**Prompt**: Your answer must consist of the records below, reproduced exactly, with every picture removed.

**Data records for software interfaces**:
*-*-*

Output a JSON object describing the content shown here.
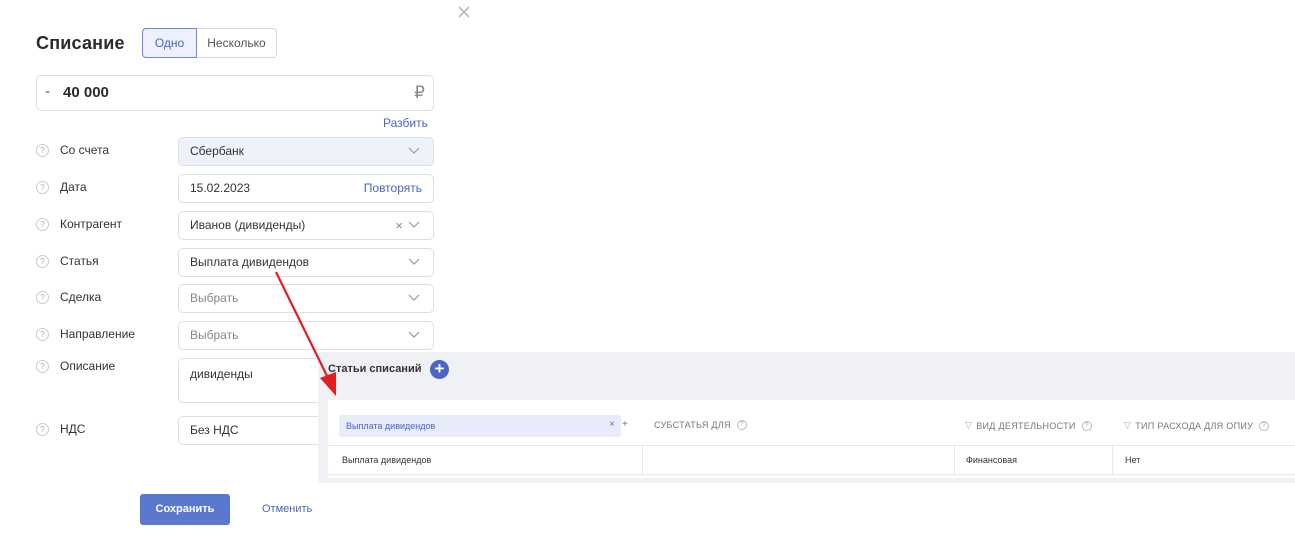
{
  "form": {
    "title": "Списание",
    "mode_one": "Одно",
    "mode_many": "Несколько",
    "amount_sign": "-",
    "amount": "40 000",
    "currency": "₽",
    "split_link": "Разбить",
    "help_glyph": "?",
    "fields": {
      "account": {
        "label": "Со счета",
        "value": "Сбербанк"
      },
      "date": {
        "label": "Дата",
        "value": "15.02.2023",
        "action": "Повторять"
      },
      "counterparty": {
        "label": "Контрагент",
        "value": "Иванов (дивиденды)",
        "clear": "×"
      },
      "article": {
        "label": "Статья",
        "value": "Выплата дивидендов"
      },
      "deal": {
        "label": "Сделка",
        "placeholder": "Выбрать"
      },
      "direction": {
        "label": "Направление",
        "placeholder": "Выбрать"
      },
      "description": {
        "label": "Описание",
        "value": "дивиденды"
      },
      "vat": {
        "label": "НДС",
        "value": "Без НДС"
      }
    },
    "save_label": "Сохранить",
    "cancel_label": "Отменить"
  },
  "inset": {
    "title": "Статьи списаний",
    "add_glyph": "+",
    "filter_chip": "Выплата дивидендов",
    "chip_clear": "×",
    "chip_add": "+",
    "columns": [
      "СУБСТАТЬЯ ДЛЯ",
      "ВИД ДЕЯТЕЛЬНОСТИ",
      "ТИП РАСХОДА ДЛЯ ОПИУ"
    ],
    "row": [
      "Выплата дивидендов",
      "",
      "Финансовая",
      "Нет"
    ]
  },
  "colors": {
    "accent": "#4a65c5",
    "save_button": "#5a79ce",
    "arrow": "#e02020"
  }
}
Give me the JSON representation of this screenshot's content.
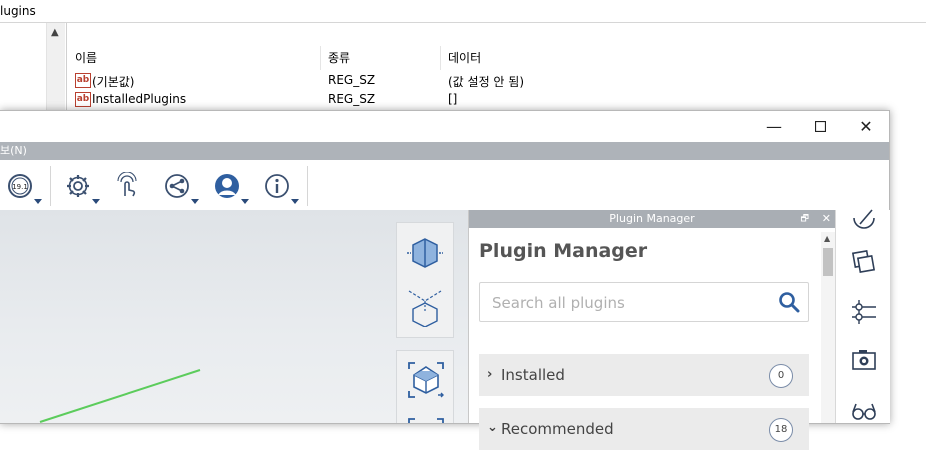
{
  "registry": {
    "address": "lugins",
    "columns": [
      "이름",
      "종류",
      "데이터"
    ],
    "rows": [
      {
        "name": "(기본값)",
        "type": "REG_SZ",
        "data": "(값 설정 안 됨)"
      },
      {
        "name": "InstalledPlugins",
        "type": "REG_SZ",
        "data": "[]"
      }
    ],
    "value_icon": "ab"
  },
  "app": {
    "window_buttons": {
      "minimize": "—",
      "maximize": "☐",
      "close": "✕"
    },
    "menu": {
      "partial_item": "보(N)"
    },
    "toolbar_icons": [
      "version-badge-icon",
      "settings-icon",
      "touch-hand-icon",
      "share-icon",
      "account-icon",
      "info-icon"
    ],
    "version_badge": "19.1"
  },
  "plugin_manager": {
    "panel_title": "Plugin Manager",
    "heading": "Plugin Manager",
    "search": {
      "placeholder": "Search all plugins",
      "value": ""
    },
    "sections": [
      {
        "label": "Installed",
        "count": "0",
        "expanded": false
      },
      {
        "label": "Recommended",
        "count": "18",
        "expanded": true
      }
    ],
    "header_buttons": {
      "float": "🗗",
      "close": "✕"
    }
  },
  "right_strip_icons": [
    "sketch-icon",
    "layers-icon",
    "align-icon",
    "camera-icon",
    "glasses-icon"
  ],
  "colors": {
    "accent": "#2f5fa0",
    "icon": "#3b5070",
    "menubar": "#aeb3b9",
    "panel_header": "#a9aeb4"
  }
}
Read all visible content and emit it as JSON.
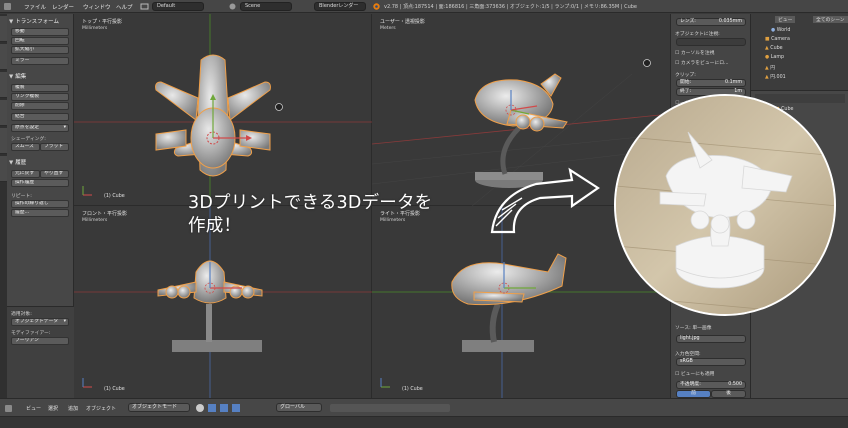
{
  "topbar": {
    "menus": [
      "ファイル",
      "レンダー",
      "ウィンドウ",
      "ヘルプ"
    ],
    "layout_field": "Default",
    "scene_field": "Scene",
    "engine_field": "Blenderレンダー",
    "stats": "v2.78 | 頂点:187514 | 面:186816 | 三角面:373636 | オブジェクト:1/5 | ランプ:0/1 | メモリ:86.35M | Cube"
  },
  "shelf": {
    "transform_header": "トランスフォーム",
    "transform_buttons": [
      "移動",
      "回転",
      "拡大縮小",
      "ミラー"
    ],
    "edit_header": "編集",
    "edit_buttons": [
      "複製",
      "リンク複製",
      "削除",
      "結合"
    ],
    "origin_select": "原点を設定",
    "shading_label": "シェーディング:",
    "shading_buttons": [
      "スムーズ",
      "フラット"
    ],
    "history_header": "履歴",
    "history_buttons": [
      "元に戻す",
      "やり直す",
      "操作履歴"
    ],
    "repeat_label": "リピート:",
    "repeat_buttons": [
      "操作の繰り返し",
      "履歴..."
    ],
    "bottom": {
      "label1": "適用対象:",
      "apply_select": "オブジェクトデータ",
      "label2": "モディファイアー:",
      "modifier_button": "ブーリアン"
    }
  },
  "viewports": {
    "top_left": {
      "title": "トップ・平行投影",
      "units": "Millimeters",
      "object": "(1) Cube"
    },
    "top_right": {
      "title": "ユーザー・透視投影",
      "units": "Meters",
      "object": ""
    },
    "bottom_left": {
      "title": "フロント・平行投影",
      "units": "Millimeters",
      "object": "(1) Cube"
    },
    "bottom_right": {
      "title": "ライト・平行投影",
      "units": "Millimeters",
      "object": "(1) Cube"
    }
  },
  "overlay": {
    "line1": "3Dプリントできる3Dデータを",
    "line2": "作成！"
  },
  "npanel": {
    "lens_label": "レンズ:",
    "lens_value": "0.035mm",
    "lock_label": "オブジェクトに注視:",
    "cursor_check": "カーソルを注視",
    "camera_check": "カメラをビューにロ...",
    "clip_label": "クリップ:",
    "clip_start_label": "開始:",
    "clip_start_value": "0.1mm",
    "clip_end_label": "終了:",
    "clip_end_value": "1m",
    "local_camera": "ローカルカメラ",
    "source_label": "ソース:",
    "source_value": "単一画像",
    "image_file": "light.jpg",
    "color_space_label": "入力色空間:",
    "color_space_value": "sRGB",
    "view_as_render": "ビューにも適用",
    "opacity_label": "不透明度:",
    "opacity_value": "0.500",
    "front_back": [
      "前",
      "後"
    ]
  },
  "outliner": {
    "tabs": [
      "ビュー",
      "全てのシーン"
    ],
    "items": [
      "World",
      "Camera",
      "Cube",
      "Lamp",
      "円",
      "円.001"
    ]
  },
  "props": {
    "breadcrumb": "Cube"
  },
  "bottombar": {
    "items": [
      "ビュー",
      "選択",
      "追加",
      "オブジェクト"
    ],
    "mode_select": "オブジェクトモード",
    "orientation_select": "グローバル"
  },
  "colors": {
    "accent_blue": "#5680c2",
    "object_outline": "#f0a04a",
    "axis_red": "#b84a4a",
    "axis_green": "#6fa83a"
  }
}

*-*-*

**Output for this exercise**:
Output a JSON object describing the content shown here.
{
  "form": {
    "title": "Списание",
    "mode_one": "Одно",
    "mode_many": "Несколько",
    "amount_sign": "-",
    "amount": "40 000",
    "currency": "₽",
    "split_link": "Разбить",
    "help_glyph": "?",
    "fields": {
      "account": {
        "label": "Со счета",
        "value": "Сбербанк"
      },
      "date": {
        "label": "Дата",
        "value": "15.02.2023",
        "action": "Повторять"
      },
      "counterparty": {
        "label": "Контрагент",
        "value": "Иванов (дивиденды)",
        "clear": "×"
      },
      "article": {
        "label": "Статья",
        "value": "Выплата дивидендов"
      },
      "deal": {
        "label": "Сделка",
        "placeholder": "Выбрать"
      },
      "direction": {
        "label": "Направление",
        "placeholder": "Выбрать"
      },
      "description": {
        "label": "Описание",
        "value": "дивиденды"
      },
      "vat": {
        "label": "НДС",
        "value": "Без НДС"
      }
    },
    "save_label": "Сохранить",
    "cancel_label": "Отменить"
  },
  "inset": {
    "title": "Статьи списаний",
    "add_glyph": "+",
    "filter_chip": "Выплата дивидендов",
    "chip_clear": "×",
    "chip_add": "+",
    "columns": [
      "СУБСТАТЬЯ ДЛЯ",
      "ВИД ДЕЯТЕЛЬНОСТИ",
      "ТИП РАСХОДА ДЛЯ ОПИУ"
    ],
    "row": [
      "Выплата дивидендов",
      "",
      "Финансовая",
      "Нет"
    ]
  },
  "colors": {
    "accent": "#4a65c5",
    "save_button": "#5a79ce",
    "arrow": "#e02020"
  }
}
Give me the JSON representation of this screenshot's content.
{
  "registry": {
    "address": "lugins",
    "columns": [
      "이름",
      "종류",
      "데이터"
    ],
    "rows": [
      {
        "name": "(기본값)",
        "type": "REG_SZ",
        "data": "(값 설정 안 됨)"
      },
      {
        "name": "InstalledPlugins",
        "type": "REG_SZ",
        "data": "[]"
      }
    ],
    "value_icon": "ab"
  },
  "app": {
    "window_buttons": {
      "minimize": "—",
      "maximize": "☐",
      "close": "✕"
    },
    "menu": {
      "partial_item": "보(N)"
    },
    "toolbar_icons": [
      "version-badge-icon",
      "settings-icon",
      "touch-hand-icon",
      "share-icon",
      "account-icon",
      "info-icon"
    ],
    "version_badge": "19.1"
  },
  "plugin_manager": {
    "panel_title": "Plugin Manager",
    "heading": "Plugin Manager",
    "search": {
      "placeholder": "Search all plugins",
      "value": ""
    },
    "sections": [
      {
        "label": "Installed",
        "count": "0",
        "expanded": false
      },
      {
        "label": "Recommended",
        "count": "18",
        "expanded": true
      }
    ],
    "header_buttons": {
      "float": "🗗",
      "close": "✕"
    }
  },
  "right_strip_icons": [
    "sketch-icon",
    "layers-icon",
    "align-icon",
    "camera-icon",
    "glasses-icon"
  ],
  "colors": {
    "accent": "#2f5fa0",
    "icon": "#3b5070",
    "menubar": "#aeb3b9",
    "panel_header": "#a9aeb4"
  }
}
Read all visible content and emit it as JSON.
{
  "topbar": {
    "menus": [
      "ファイル",
      "レンダー",
      "ウィンドウ",
      "ヘルプ"
    ],
    "layout_field": "Default",
    "scene_field": "Scene",
    "engine_field": "Blenderレンダー",
    "stats": "v2.78 | 頂点:187514 | 面:186816 | 三角面:373636 | オブジェクト:1/5 | ランプ:0/1 | メモリ:86.35M | Cube"
  },
  "shelf": {
    "transform_header": "トランスフォーム",
    "transform_buttons": [
      "移動",
      "回転",
      "拡大縮小",
      "ミラー"
    ],
    "edit_header": "編集",
    "edit_buttons": [
      "複製",
      "リンク複製",
      "削除",
      "結合"
    ],
    "origin_select": "原点を設定",
    "shading_label": "シェーディング:",
    "shading_buttons": [
      "スムーズ",
      "フラット"
    ],
    "history_header": "履歴",
    "history_buttons": [
      "元に戻す",
      "やり直す",
      "操作履歴"
    ],
    "repeat_label": "リピート:",
    "repeat_buttons": [
      "操作の繰り返し",
      "履歴..."
    ],
    "bottom": {
      "label1": "適用対象:",
      "apply_select": "オブジェクトデータ",
      "label2": "モディファイアー:",
      "modifier_button": "ブーリアン"
    }
  },
  "viewports": {
    "top_left": {
      "title": "トップ・平行投影",
      "units": "Millimeters",
      "object": "(1) Cube"
    },
    "top_right": {
      "title": "ユーザー・透視投影",
      "units": "Meters",
      "object": ""
    },
    "bottom_left": {
      "title": "フロント・平行投影",
      "units": "Millimeters",
      "object": "(1) Cube"
    },
    "bottom_right": {
      "title": "ライト・平行投影",
      "units": "Millimeters",
      "object": "(1) Cube"
    }
  },
  "overlay": {
    "line1": "3Dプリントできる3Dデータを",
    "line2": "作成！"
  },
  "npanel": {
    "lens_label": "レンズ:",
    "lens_value": "0.035mm",
    "lock_label": "オブジェクトに注視:",
    "cursor_check": "カーソルを注視",
    "camera_check": "カメラをビューにロ...",
    "clip_label": "クリップ:",
    "clip_start_label": "開始:",
    "clip_start_value": "0.1mm",
    "clip_end_label": "終了:",
    "clip_end_value": "1m",
    "local_camera": "ローカルカメラ",
    "source_label": "ソース:",
    "source_value": "単一画像",
    "image_file": "light.jpg",
    "color_space_label": "入力色空間:",
    "color_space_value": "sRGB",
    "view_as_render": "ビューにも適用",
    "opacity_label": "不透明度:",
    "opacity_value": "0.500",
    "front_back": [
      "前",
      "後"
    ]
  },
  "outliner": {
    "tabs": [
      "ビュー",
      "全てのシーン"
    ],
    "items": [
      "World",
      "Camera",
      "Cube",
      "Lamp",
      "円",
      "円.001"
    ]
  },
  "props": {
    "breadcrumb": "Cube"
  },
  "bottombar": {
    "items": [
      "ビュー",
      "選択",
      "追加",
      "オブジェクト"
    ],
    "mode_select": "オブジェクトモード",
    "orientation_select": "グローバル"
  },
  "colors": {
    "accent_blue": "#5680c2",
    "object_outline": "#f0a04a",
    "axis_red": "#b84a4a",
    "axis_green": "#6fa83a"
  }
}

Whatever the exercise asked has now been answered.